An attorney is often hired to represent clients in litigation or to provide legal advice and services related to acquisitions or mergers, or when they enter into contractual arrangements. CPAs are hired not only for the preparation of financial statements and tax returns but also for consulting as to mergers and acquisitions, strategic planning and succession planning. While hiring a professional for such services is often the best decision, Glenn Gelman, managing director of Glenn M. Gelman & Associates, says there are tips a client should keep in mind when working with such professionals.
Smart Business spoke to Gelman about how a client can reduce professional fees and get the most out of the professional’s expertise.
What should a client ask a professional before beginning services?
One should ask about billing policies including critical items such as hourly rates and support charges such as phone calls, e-mails, faxes and copying. Professionals such as attorneys often charge by the tenth of an hour. So if you send a professional an e-mail or you leave a one-minute phone message, you may be billed for that service.
Not all professionals subscribe to this type of billing process, but often a client doesn’t find out until it is too late. If a client asks the professional at the beginning, this type of billing can be avoided. All services and billing agreements should be put in writing to avoid unpleasant surprises that weaken the relationship.
What hidden charges should a client be aware of when using professional services?
Behind-the-scenes prices such as copies and faxes are often inflated. Out-of-pocket costs that are often not described clearly may become a financial burden to the client. In instances where a client is using the services of an attorney, law firms may place two attorneys on a case when only one is necessary.

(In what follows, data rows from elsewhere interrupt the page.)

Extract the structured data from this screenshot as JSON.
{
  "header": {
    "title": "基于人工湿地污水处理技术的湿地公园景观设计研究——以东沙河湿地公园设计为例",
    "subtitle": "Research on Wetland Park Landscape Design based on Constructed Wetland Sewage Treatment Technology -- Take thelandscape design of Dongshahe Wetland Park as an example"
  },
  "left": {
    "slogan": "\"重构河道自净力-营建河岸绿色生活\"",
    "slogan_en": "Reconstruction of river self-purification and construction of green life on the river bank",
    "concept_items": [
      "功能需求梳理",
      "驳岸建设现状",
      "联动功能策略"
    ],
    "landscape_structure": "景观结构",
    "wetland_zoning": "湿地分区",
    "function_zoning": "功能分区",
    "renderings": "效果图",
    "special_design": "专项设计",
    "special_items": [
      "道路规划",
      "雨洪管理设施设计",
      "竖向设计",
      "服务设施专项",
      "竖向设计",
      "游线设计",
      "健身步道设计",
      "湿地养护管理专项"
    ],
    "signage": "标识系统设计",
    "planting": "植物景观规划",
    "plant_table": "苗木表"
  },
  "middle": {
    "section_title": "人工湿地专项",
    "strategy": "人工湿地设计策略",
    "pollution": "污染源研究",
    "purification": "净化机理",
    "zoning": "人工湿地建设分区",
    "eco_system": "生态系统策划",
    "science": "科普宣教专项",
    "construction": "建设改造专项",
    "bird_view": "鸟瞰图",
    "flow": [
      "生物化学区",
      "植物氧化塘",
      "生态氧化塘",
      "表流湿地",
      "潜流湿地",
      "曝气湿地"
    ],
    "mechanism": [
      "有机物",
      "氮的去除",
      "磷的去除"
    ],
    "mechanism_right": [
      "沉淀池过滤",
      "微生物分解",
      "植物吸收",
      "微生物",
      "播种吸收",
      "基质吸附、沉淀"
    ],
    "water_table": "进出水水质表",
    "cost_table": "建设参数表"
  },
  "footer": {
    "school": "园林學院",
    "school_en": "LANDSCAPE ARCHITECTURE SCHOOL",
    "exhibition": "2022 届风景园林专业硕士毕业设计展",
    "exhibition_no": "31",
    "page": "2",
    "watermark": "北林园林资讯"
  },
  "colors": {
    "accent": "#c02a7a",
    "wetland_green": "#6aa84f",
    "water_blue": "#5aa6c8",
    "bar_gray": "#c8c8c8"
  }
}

The law firm may believe that two attorneys working on a case is beneficial, because while one is asking questions during a deposition or a trial, the other one is thinking of what to ask next. Depending upon the case and circumstances, this may be inefficient with no real benefit.
What can a client do to reduce professional fees?
The entire process should start with a detailed engagement letter. This letter should describe the nature of the services to be performed. It should include the responsibilities of the client, an estimate of the fees and an outline of the billing process. It should determine who is responsible for paying the fees.
A client should not sign or agree to anything until they receive such a letter. In the case of legal services, you can ask for a range of fees and negotiate those fees before agreeing to services. They may also be able to negotiate a flat rate for services.
The key is discussing fees before starting business, because once you have started and are obligated you cannot readily pull the plug.
How should a client select a professional and what are important attributes for a professional?
Most people use the same professionals that their friends do. The problem is that no two people and no two needs are the same. A better approach may be asking the professional for a list of references, plus four or five more names, so you will not only get people who have agreed to be references.
Depending on the professional, you can use different resources to check their professional history. One can use the Department of Consumer Affairs for attorneys and CPAs to see if there have been complaints. Lawyers.com also provides links such as martindalehubbel.com that can provide ratings services.
A client should look for someone who pledges to be responsive, who will return phone calls within a certain period of time and who has a great deal of expertise in the issue in which they are dealing.
What can a client do to get the best service possible from a professional?
One should schedule frequent meetings, talk about their expectations and discuss the progress of the situation. If a client gets an invoice they are upset about, it is important to call the attorney or CPA and ask them to stop work immediately until you can schedule a meeting to discuss the matter at hand.
One should be organized and well-prepared. A professional often will provide an organizer or questionnaire before the first meeting. Do not pay someone to organize your information.
Ask the professional before the first meeting what you can do to reduce fees and be prepared.
Glenn M. Gelman, CPA-MST, is managing director of Glenn M. Gelman & Associates. Reach him at (714) 667-2600 or email@example.com.